Please count the lines below that hold the word "this" and give the count without any other text.

(Exercise data Opens)

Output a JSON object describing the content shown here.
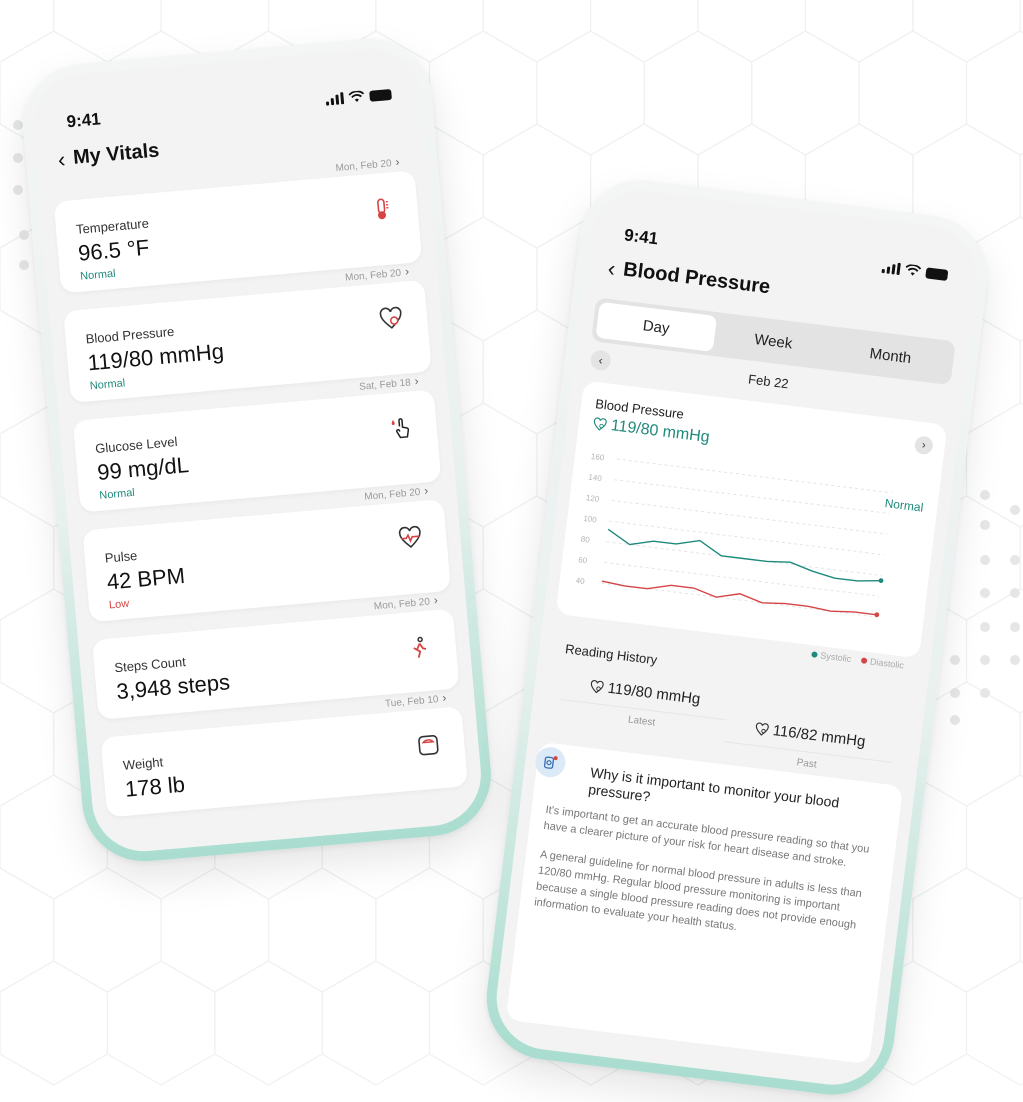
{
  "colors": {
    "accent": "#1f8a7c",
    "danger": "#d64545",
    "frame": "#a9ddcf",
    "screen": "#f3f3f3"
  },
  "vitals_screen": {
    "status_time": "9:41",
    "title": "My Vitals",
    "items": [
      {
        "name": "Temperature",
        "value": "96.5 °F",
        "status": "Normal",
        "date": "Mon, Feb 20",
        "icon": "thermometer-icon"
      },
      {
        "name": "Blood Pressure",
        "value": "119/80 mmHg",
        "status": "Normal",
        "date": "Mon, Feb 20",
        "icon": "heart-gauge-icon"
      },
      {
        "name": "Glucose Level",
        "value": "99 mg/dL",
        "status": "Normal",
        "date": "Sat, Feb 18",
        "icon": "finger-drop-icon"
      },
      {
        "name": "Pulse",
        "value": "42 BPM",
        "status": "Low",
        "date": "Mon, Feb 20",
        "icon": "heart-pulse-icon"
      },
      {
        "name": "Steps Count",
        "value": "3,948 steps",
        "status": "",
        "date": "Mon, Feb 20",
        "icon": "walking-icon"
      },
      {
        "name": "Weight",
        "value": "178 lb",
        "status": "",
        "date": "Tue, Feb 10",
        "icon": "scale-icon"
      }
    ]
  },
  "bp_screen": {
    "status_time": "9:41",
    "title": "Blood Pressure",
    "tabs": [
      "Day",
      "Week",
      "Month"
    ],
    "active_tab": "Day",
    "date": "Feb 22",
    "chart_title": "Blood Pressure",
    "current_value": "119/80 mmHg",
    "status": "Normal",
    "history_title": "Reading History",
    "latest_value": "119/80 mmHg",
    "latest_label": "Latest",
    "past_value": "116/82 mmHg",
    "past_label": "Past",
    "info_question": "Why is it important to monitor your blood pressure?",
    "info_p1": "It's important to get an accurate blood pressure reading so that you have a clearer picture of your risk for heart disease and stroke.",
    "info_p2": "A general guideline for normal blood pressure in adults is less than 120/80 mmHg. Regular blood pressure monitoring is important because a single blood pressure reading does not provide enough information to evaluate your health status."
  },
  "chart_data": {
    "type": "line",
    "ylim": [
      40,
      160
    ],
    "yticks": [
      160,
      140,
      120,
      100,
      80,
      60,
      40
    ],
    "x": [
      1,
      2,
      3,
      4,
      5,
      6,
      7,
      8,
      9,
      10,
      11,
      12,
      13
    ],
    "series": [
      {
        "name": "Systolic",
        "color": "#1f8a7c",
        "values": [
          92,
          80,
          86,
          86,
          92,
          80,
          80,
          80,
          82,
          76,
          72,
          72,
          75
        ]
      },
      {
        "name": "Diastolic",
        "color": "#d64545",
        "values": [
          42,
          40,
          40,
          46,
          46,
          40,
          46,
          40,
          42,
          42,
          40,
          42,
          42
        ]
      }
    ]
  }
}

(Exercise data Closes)
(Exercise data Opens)

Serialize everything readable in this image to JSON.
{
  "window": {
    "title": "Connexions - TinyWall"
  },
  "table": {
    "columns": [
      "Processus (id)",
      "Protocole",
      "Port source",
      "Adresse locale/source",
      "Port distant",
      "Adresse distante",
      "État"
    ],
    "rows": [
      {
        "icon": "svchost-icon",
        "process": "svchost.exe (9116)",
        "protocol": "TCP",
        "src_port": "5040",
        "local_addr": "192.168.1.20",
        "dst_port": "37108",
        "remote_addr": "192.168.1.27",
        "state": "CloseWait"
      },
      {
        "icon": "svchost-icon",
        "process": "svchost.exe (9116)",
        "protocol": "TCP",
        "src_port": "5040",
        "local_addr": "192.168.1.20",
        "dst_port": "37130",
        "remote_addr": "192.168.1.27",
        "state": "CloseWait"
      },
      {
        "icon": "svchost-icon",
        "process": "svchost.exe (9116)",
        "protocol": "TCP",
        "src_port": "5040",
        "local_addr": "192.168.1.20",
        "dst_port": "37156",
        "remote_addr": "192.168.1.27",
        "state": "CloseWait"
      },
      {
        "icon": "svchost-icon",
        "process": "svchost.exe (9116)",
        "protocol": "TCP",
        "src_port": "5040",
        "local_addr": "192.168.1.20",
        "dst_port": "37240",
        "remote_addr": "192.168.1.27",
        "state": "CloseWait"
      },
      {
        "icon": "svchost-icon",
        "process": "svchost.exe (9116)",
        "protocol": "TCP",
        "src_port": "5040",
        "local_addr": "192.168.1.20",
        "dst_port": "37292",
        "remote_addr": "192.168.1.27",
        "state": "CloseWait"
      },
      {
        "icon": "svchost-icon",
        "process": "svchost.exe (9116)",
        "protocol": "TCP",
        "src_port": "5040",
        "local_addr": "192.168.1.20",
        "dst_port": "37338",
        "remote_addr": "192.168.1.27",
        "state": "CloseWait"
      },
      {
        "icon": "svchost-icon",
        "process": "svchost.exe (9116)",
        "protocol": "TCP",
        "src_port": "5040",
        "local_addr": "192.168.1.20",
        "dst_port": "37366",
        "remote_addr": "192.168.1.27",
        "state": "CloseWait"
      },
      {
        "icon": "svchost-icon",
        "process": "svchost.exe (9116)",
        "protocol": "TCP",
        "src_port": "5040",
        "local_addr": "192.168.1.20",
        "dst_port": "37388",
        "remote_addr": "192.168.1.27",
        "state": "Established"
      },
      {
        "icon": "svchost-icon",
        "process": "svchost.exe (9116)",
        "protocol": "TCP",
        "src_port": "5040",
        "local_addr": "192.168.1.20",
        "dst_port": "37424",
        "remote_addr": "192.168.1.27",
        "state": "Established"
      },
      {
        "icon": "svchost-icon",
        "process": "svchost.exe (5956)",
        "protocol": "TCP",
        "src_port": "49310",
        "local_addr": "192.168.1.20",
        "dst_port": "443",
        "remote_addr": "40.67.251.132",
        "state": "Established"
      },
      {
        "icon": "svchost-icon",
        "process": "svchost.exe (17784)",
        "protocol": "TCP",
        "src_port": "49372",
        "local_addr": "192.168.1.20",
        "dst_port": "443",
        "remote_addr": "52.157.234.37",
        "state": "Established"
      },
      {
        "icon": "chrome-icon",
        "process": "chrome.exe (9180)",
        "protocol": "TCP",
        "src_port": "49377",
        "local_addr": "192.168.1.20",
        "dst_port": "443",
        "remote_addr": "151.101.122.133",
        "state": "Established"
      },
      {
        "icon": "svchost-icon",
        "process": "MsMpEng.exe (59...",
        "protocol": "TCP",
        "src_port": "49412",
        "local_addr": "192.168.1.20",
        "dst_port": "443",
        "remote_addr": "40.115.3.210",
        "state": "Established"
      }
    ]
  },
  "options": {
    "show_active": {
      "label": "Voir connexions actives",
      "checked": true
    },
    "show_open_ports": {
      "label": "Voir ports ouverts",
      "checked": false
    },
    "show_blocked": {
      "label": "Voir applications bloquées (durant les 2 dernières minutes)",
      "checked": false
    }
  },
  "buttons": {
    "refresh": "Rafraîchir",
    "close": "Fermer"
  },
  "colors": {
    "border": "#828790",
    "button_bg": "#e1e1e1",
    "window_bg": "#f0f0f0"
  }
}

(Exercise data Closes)
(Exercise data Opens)

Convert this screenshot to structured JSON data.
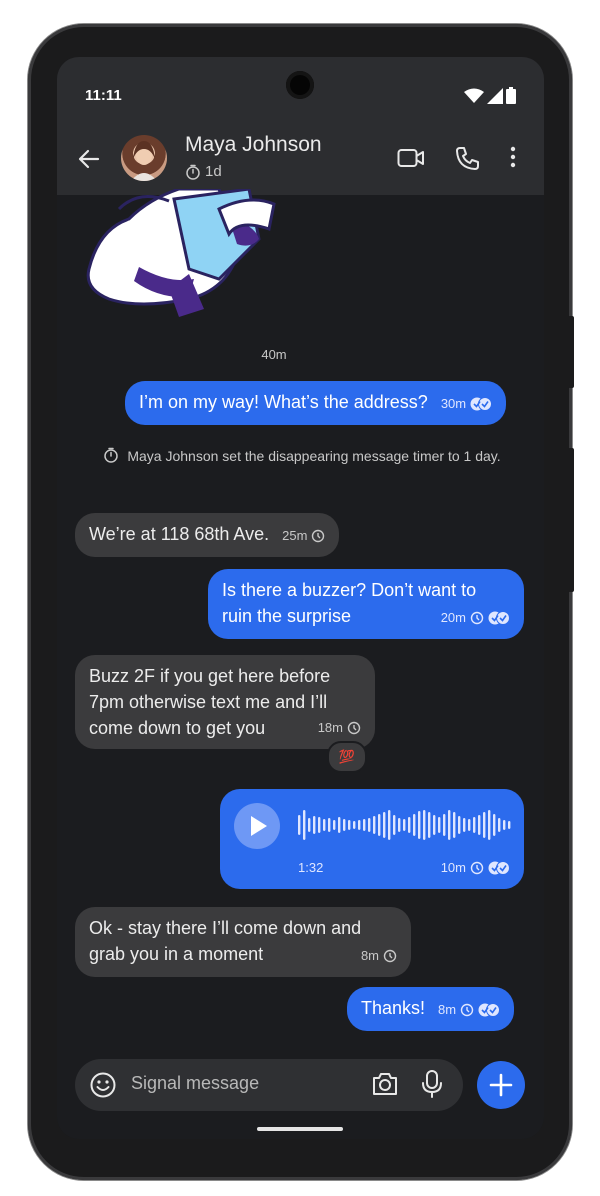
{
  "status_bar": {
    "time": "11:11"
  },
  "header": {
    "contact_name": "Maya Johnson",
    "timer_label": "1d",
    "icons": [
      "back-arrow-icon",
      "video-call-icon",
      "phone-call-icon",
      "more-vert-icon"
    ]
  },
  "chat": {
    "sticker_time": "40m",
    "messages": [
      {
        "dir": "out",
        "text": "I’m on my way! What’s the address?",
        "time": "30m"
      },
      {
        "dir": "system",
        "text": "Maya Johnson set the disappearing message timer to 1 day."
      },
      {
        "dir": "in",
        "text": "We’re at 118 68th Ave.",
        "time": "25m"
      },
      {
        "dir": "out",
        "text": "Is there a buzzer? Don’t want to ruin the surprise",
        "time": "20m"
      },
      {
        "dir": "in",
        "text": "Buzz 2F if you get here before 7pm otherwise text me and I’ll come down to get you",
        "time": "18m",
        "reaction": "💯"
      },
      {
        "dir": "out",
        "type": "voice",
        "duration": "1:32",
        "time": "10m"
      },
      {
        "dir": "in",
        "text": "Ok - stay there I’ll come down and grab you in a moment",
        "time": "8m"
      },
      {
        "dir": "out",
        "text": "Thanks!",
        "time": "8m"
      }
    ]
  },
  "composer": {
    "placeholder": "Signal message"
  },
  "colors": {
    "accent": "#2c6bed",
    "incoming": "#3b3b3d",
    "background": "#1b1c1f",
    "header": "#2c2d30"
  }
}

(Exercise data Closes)

■ Response to the task
2